# [How to complete this task]
For each record that follows, give it back exactly, with no pictures included.

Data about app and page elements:
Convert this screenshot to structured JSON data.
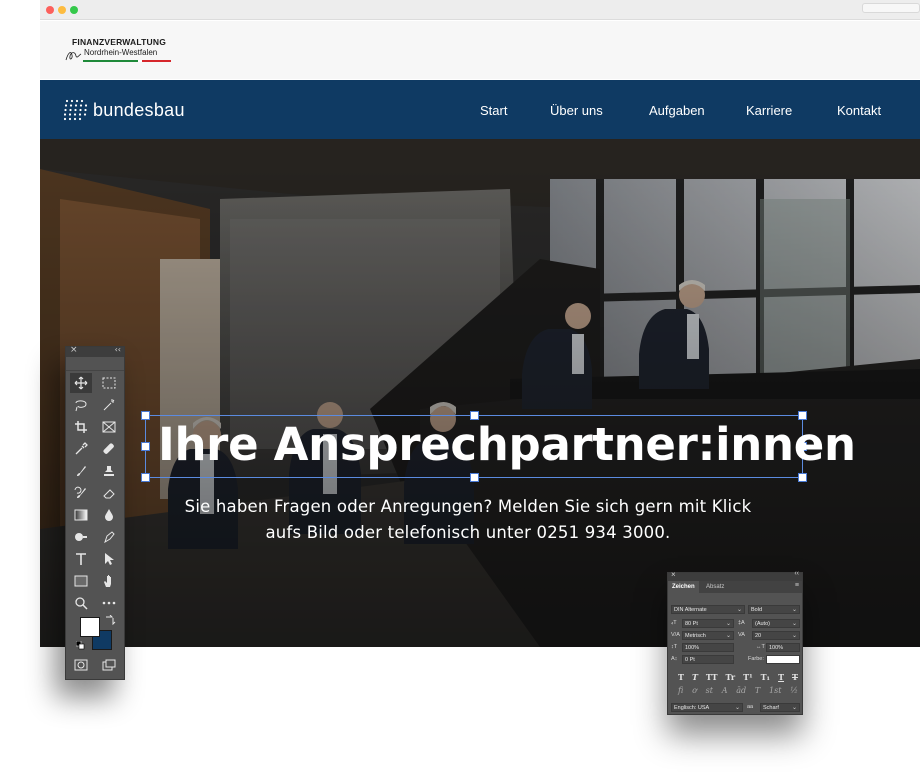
{
  "browser": {
    "controls": [
      "close",
      "minimize",
      "zoom"
    ]
  },
  "topbar": {
    "logo_line1": "FINANZVERWALTUNG",
    "logo_line2": "Nordrhein-Westfalen",
    "colors": {
      "green": "#1f8a3a",
      "red": "#d6262b"
    }
  },
  "navbar": {
    "background": "#0f3a63",
    "brand": "bundesbau",
    "items": [
      {
        "label": "Start"
      },
      {
        "label": "Über uns"
      },
      {
        "label": "Aufgaben"
      },
      {
        "label": "Karriere"
      },
      {
        "label": "Kontakt"
      }
    ]
  },
  "hero": {
    "headline": "Ihre Ansprechpartner:innen",
    "subline_1": "Sie haben Fragen oder Anregungen? Melden Sie sich gern mit Klick",
    "subline_2": "aufs Bild oder telefonisch unter 0251 934 3000."
  },
  "tools_panel": {
    "foreground_color": "#ffffff",
    "background_color": "#0f3a63",
    "tools": [
      "move-icon",
      "marquee-icon",
      "lasso-icon",
      "magic-wand-icon",
      "crop-icon",
      "frame-icon",
      "eyedropper-icon",
      "healing-brush-icon",
      "brush-icon",
      "stamp-icon",
      "history-brush-icon",
      "eraser-icon",
      "gradient-icon",
      "blur-icon",
      "dodge-icon",
      "pen-icon",
      "type-icon",
      "path-select-icon",
      "rectangle-icon",
      "hand-icon",
      "zoom-icon",
      "more-icon"
    ]
  },
  "character_panel": {
    "tabs": [
      "Zeichen",
      "Absatz"
    ],
    "font_family": "DIN Alternate",
    "font_style": "Bold",
    "font_size": "80 Pt",
    "leading": "(Auto)",
    "kerning": "Metrisch",
    "tracking": "20",
    "vertical_scale": "100%",
    "horizontal_scale": "100%",
    "baseline_shift": "0 Pt",
    "color_label": "Farbe:",
    "language": "Englisch: USA",
    "antialias_label": "aa",
    "antialias": "Scharf",
    "glyphs_row1": [
      "T",
      "T",
      "TT",
      "Tr",
      "T¹",
      "T₁",
      "T",
      "T"
    ],
    "glyphs_row2": [
      "fi",
      "ơ",
      "st",
      "A",
      "ād",
      "T",
      "1st",
      "½"
    ]
  }
}
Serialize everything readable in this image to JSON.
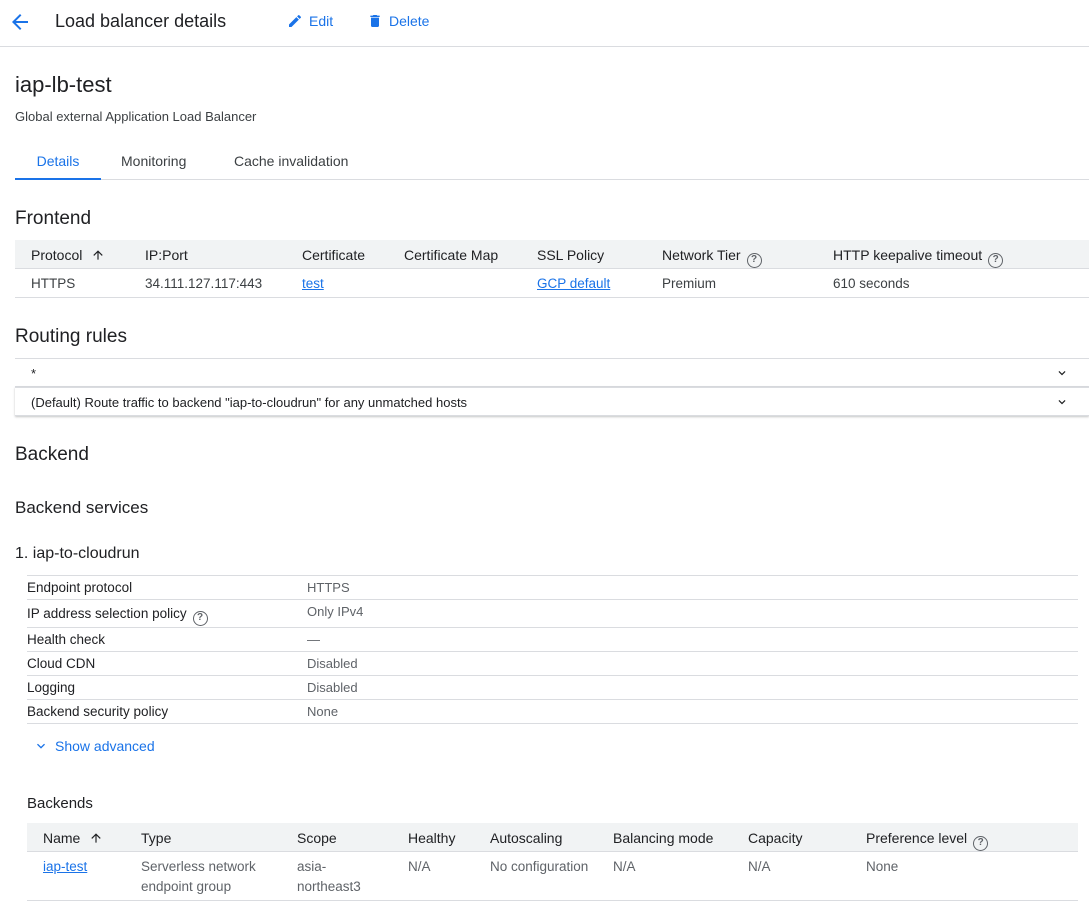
{
  "header": {
    "title": "Load balancer details",
    "edit_label": "Edit",
    "delete_label": "Delete"
  },
  "lb": {
    "name": "iap-lb-test",
    "type": "Global external Application Load Balancer"
  },
  "tabs": [
    {
      "label": "Details",
      "active": true
    },
    {
      "label": "Monitoring"
    },
    {
      "label": "Cache invalidation"
    }
  ],
  "frontend": {
    "heading": "Frontend",
    "columns": [
      "Protocol",
      "IP:Port",
      "Certificate",
      "Certificate Map",
      "SSL Policy",
      "Network Tier",
      "HTTP keepalive timeout"
    ],
    "rows": [
      {
        "protocol": "HTTPS",
        "ip_port": "34.111.127.117:443",
        "certificate": "test",
        "certificate_map": "",
        "ssl_policy": "GCP default",
        "network_tier": "Premium",
        "keepalive": "610 seconds"
      }
    ]
  },
  "routing": {
    "heading": "Routing rules",
    "rules": [
      "*",
      "(Default) Route traffic to backend \"iap-to-cloudrun\" for any unmatched hosts"
    ]
  },
  "backend": {
    "heading": "Backend",
    "services_heading": "Backend services",
    "service_title": "1. iap-to-cloudrun",
    "properties": [
      {
        "key": "Endpoint protocol",
        "value": "HTTPS"
      },
      {
        "key": "IP address selection policy",
        "value": "Only IPv4",
        "help": true
      },
      {
        "key": "Health check",
        "value": "—"
      },
      {
        "key": "Cloud CDN",
        "value": "Disabled"
      },
      {
        "key": "Logging",
        "value": "Disabled"
      },
      {
        "key": "Backend security policy",
        "value": "None"
      }
    ],
    "show_advanced": "Show advanced",
    "backends_title": "Backends",
    "backends_columns": [
      "Name",
      "Type",
      "Scope",
      "Healthy",
      "Autoscaling",
      "Balancing mode",
      "Capacity",
      "Preference level"
    ],
    "backends_rows": [
      {
        "name": "iap-test",
        "type": "Serverless network endpoint group",
        "scope": "asia-northeast3",
        "healthy": "N/A",
        "autoscaling": "No configuration",
        "balancing_mode": "N/A",
        "capacity": "N/A",
        "preference": "None"
      }
    ]
  },
  "icons": {
    "back": "arrow-back-icon",
    "edit": "pencil-icon",
    "delete": "trash-icon",
    "sort": "arrow-up-icon",
    "help": "help-circle-icon",
    "expand": "chevron-down-icon"
  },
  "colors": {
    "accent": "#1a73e8",
    "header_bg": "#f1f3f4",
    "divider": "#dadce0"
  }
}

# [Written response]
Convert this screenshot to structured JSON data.
{
  "browser": {
    "controls": [
      "close",
      "minimize",
      "zoom"
    ]
  },
  "topbar": {
    "logo_line1": "FINANZVERWALTUNG",
    "logo_line2": "Nordrhein-Westfalen",
    "colors": {
      "green": "#1f8a3a",
      "red": "#d6262b"
    }
  },
  "navbar": {
    "background": "#0f3a63",
    "brand": "bundesbau",
    "items": [
      {
        "label": "Start"
      },
      {
        "label": "Über uns"
      },
      {
        "label": "Aufgaben"
      },
      {
        "label": "Karriere"
      },
      {
        "label": "Kontakt"
      }
    ]
  },
  "hero": {
    "headline": "Ihre Ansprechpartner:innen",
    "subline_1": "Sie haben Fragen oder Anregungen? Melden Sie sich gern mit Klick",
    "subline_2": "aufs Bild oder telefonisch unter 0251 934 3000."
  },
  "tools_panel": {
    "foreground_color": "#ffffff",
    "background_color": "#0f3a63",
    "tools": [
      "move-icon",
      "marquee-icon",
      "lasso-icon",
      "magic-wand-icon",
      "crop-icon",
      "frame-icon",
      "eyedropper-icon",
      "healing-brush-icon",
      "brush-icon",
      "stamp-icon",
      "history-brush-icon",
      "eraser-icon",
      "gradient-icon",
      "blur-icon",
      "dodge-icon",
      "pen-icon",
      "type-icon",
      "path-select-icon",
      "rectangle-icon",
      "hand-icon",
      "zoom-icon",
      "more-icon"
    ]
  },
  "character_panel": {
    "tabs": [
      "Zeichen",
      "Absatz"
    ],
    "font_family": "DIN Alternate",
    "font_style": "Bold",
    "font_size": "80 Pt",
    "leading": "(Auto)",
    "kerning": "Metrisch",
    "tracking": "20",
    "vertical_scale": "100%",
    "horizontal_scale": "100%",
    "baseline_shift": "0 Pt",
    "color_label": "Farbe:",
    "language": "Englisch: USA",
    "antialias_label": "aa",
    "antialias": "Scharf",
    "glyphs_row1": [
      "T",
      "T",
      "TT",
      "Tr",
      "T¹",
      "T₁",
      "T",
      "T"
    ],
    "glyphs_row2": [
      "fi",
      "ơ",
      "st",
      "A",
      "ād",
      "T",
      "1st",
      "½"
    ]
  }
}
Serialize everything readable in this image to JSON.
{
  "header": {
    "title": "Load balancer details",
    "edit_label": "Edit",
    "delete_label": "Delete"
  },
  "lb": {
    "name": "iap-lb-test",
    "type": "Global external Application Load Balancer"
  },
  "tabs": [
    {
      "label": "Details",
      "active": true
    },
    {
      "label": "Monitoring"
    },
    {
      "label": "Cache invalidation"
    }
  ],
  "frontend": {
    "heading": "Frontend",
    "columns": [
      "Protocol",
      "IP:Port",
      "Certificate",
      "Certificate Map",
      "SSL Policy",
      "Network Tier",
      "HTTP keepalive timeout"
    ],
    "rows": [
      {
        "protocol": "HTTPS",
        "ip_port": "34.111.127.117:443",
        "certificate": "test",
        "certificate_map": "",
        "ssl_policy": "GCP default",
        "network_tier": "Premium",
        "keepalive": "610 seconds"
      }
    ]
  },
  "routing": {
    "heading": "Routing rules",
    "rules": [
      "*",
      "(Default) Route traffic to backend \"iap-to-cloudrun\" for any unmatched hosts"
    ]
  },
  "backend": {
    "heading": "Backend",
    "services_heading": "Backend services",
    "service_title": "1. iap-to-cloudrun",
    "properties": [
      {
        "key": "Endpoint protocol",
        "value": "HTTPS"
      },
      {
        "key": "IP address selection policy",
        "value": "Only IPv4",
        "help": true
      },
      {
        "key": "Health check",
        "value": "—"
      },
      {
        "key": "Cloud CDN",
        "value": "Disabled"
      },
      {
        "key": "Logging",
        "value": "Disabled"
      },
      {
        "key": "Backend security policy",
        "value": "None"
      }
    ],
    "show_advanced": "Show advanced",
    "backends_title": "Backends",
    "backends_columns": [
      "Name",
      "Type",
      "Scope",
      "Healthy",
      "Autoscaling",
      "Balancing mode",
      "Capacity",
      "Preference level"
    ],
    "backends_rows": [
      {
        "name": "iap-test",
        "type": "Serverless network endpoint group",
        "scope": "asia-northeast3",
        "healthy": "N/A",
        "autoscaling": "No configuration",
        "balancing_mode": "N/A",
        "capacity": "N/A",
        "preference": "None"
      }
    ]
  },
  "icons": {
    "back": "arrow-back-icon",
    "edit": "pencil-icon",
    "delete": "trash-icon",
    "sort": "arrow-up-icon",
    "help": "help-circle-icon",
    "expand": "chevron-down-icon"
  },
  "colors": {
    "accent": "#1a73e8",
    "header_bg": "#f1f3f4",
    "divider": "#dadce0"
  }
}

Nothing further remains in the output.